“This inventory is one of the most effective tools for reducing pollution because it provides invaluable information to both the public and industry,” said Alan J. Steinberg, EPA Regional Administrator. “While the report is principally designed to inform the public, facilities also use it to identify promising areas for preventing pollution.”

Thanks to improvements in EPA’s system, the vast majority of facilities now report data electronically and detailed information about specific facilities is more quickly and readily accessible to the public.

TRI tracks the chemicals released by facilities specified by the Emergency Community Right to Know Act of 1986 and its amendments. The Pollution Prevention Act (PPA) of 1990 also mandates that TRI data include information on toxic chemicals treated on-site, recycled, and burned for energy recovery. The TRI is the most comprehensive source of information about chemicals released into the environment.

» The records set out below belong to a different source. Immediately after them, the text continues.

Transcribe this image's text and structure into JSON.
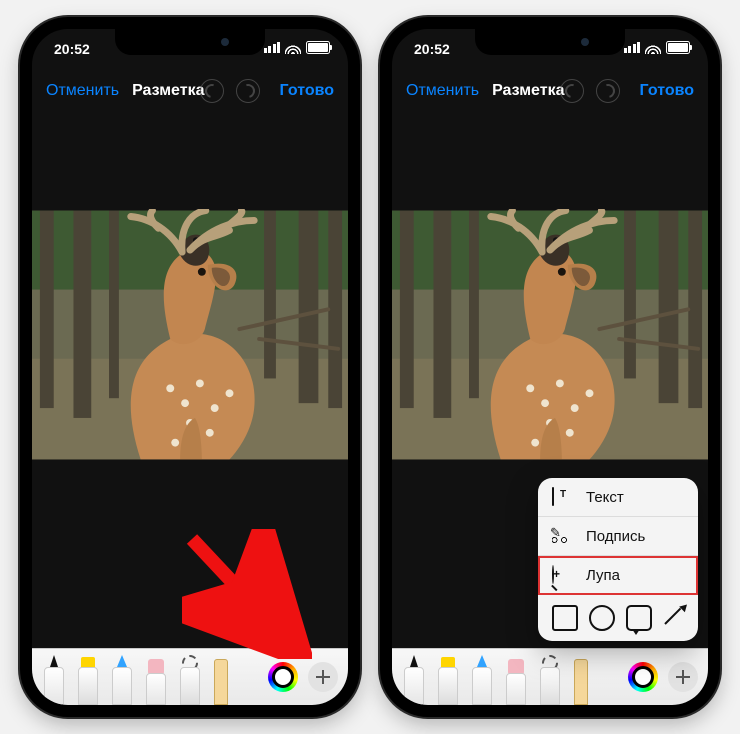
{
  "status": {
    "time": "20:52"
  },
  "nav": {
    "cancel": "Отменить",
    "title": "Разметка",
    "done": "Готово"
  },
  "tools": {
    "pen": "pen-tool",
    "highlighter": "highlighter-tool",
    "pencil": "pencil-tool",
    "eraser": "eraser-tool",
    "lasso": "lasso-tool",
    "ruler": "ruler-tool",
    "color": "color-picker",
    "add": "add-button"
  },
  "popup": {
    "text_label": "Текст",
    "signature_label": "Подпись",
    "loupe_label": "Лупа",
    "shapes": {
      "square": "square-shape",
      "circle": "circle-shape",
      "bubble": "speech-bubble-shape",
      "arrow": "arrow-shape"
    }
  },
  "colors": {
    "accent": "#0a84ff",
    "highlight_box": "#d33"
  }
}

The TRI data and background information are available to the public at Communities can also quickly and easily identify local facilities and chemical releases by using the TRI explorer mapping tool, available at